# Excerpted records:
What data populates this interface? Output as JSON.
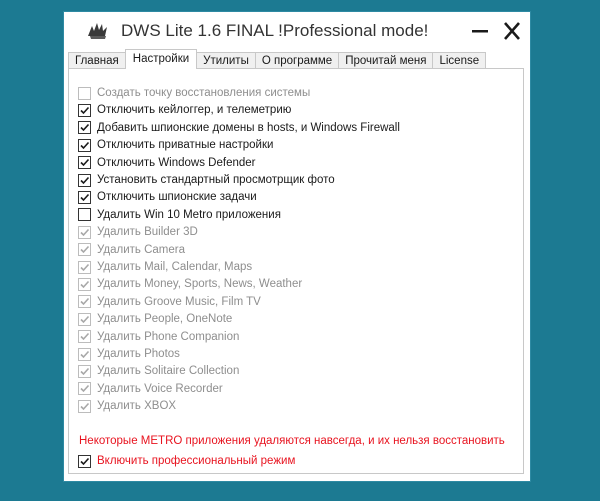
{
  "window": {
    "title": "DWS Lite 1.6 FINAL  !Professional mode!"
  },
  "tabs": [
    {
      "label": "Главная",
      "active": false
    },
    {
      "label": "Настройки",
      "active": true
    },
    {
      "label": "Утилиты",
      "active": false
    },
    {
      "label": "О программе",
      "active": false
    },
    {
      "label": "Прочитай меня",
      "active": false
    },
    {
      "label": "License",
      "active": false
    }
  ],
  "settings": {
    "options": [
      {
        "label": "Создать точку восстановления системы",
        "checked": false,
        "enabled": false
      },
      {
        "label": "Отключить кейлоггер, и телеметрию",
        "checked": true,
        "enabled": true
      },
      {
        "label": "Добавить шпионские домены в hosts, и Windows Firewall",
        "checked": true,
        "enabled": true
      },
      {
        "label": "Отключить приватные настройки",
        "checked": true,
        "enabled": true
      },
      {
        "label": "Отключить Windows Defender",
        "checked": true,
        "enabled": true
      },
      {
        "label": "Установить стандартный просмотрщик фото",
        "checked": true,
        "enabled": true
      },
      {
        "label": "Отключить шпионские задачи",
        "checked": true,
        "enabled": true
      },
      {
        "label": "Удалить Win 10 Metro приложения",
        "checked": false,
        "enabled": true
      },
      {
        "label": "Удалить Builder 3D",
        "checked": true,
        "enabled": false
      },
      {
        "label": "Удалить Camera",
        "checked": true,
        "enabled": false
      },
      {
        "label": "Удалить Mail, Calendar, Maps",
        "checked": true,
        "enabled": false
      },
      {
        "label": "Удалить Money, Sports, News, Weather",
        "checked": true,
        "enabled": false
      },
      {
        "label": "Удалить Groove Music, Film TV",
        "checked": true,
        "enabled": false
      },
      {
        "label": "Удалить People, OneNote",
        "checked": true,
        "enabled": false
      },
      {
        "label": "Удалить Phone Companion",
        "checked": true,
        "enabled": false
      },
      {
        "label": "Удалить Photos",
        "checked": true,
        "enabled": false
      },
      {
        "label": "Удалить Solitaire Collection",
        "checked": true,
        "enabled": false
      },
      {
        "label": "Удалить Voice Recorder",
        "checked": true,
        "enabled": false
      },
      {
        "label": "Удалить XBOX",
        "checked": true,
        "enabled": false
      }
    ],
    "warning": "Некоторые METRO приложения удаляются навсегда, и их нельзя восстановить",
    "pro_mode": {
      "label": "Включить профессиональный режим",
      "checked": true
    }
  },
  "icons": {
    "app": "app-logo-icon",
    "minimize": "minimize-icon",
    "close": "close-icon",
    "check": "check-icon"
  },
  "colors": {
    "desktop": "#1c7a92",
    "warning": "#e8131f",
    "disabled_text": "#8e8e8e"
  }
}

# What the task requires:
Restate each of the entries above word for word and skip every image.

# Response area:
What data populates this interface? Output as JSON.
{
  "window": {
    "title": "DWS Lite 1.6 FINAL  !Professional mode!"
  },
  "tabs": [
    {
      "label": "Главная",
      "active": false
    },
    {
      "label": "Настройки",
      "active": true
    },
    {
      "label": "Утилиты",
      "active": false
    },
    {
      "label": "О программе",
      "active": false
    },
    {
      "label": "Прочитай меня",
      "active": false
    },
    {
      "label": "License",
      "active": false
    }
  ],
  "settings": {
    "options": [
      {
        "label": "Создать точку восстановления системы",
        "checked": false,
        "enabled": false
      },
      {
        "label": "Отключить кейлоггер, и телеметрию",
        "checked": true,
        "enabled": true
      },
      {
        "label": "Добавить шпионские домены в hosts, и Windows Firewall",
        "checked": true,
        "enabled": true
      },
      {
        "label": "Отключить приватные настройки",
        "checked": true,
        "enabled": true
      },
      {
        "label": "Отключить Windows Defender",
        "checked": true,
        "enabled": true
      },
      {
        "label": "Установить стандартный просмотрщик фото",
        "checked": true,
        "enabled": true
      },
      {
        "label": "Отключить шпионские задачи",
        "checked": true,
        "enabled": true
      },
      {
        "label": "Удалить Win 10 Metro приложения",
        "checked": false,
        "enabled": true
      },
      {
        "label": "Удалить Builder 3D",
        "checked": true,
        "enabled": false
      },
      {
        "label": "Удалить Camera",
        "checked": true,
        "enabled": false
      },
      {
        "label": "Удалить Mail, Calendar, Maps",
        "checked": true,
        "enabled": false
      },
      {
        "label": "Удалить Money, Sports, News, Weather",
        "checked": true,
        "enabled": false
      },
      {
        "label": "Удалить Groove Music, Film TV",
        "checked": true,
        "enabled": false
      },
      {
        "label": "Удалить People, OneNote",
        "checked": true,
        "enabled": false
      },
      {
        "label": "Удалить Phone Companion",
        "checked": true,
        "enabled": false
      },
      {
        "label": "Удалить Photos",
        "checked": true,
        "enabled": false
      },
      {
        "label": "Удалить Solitaire Collection",
        "checked": true,
        "enabled": false
      },
      {
        "label": "Удалить Voice Recorder",
        "checked": true,
        "enabled": false
      },
      {
        "label": "Удалить XBOX",
        "checked": true,
        "enabled": false
      }
    ],
    "warning": "Некоторые METRO приложения удаляются навсегда, и их нельзя восстановить",
    "pro_mode": {
      "label": "Включить профессиональный режим",
      "checked": true
    }
  },
  "icons": {
    "app": "app-logo-icon",
    "minimize": "minimize-icon",
    "close": "close-icon",
    "check": "check-icon"
  },
  "colors": {
    "desktop": "#1c7a92",
    "warning": "#e8131f",
    "disabled_text": "#8e8e8e"
  }
}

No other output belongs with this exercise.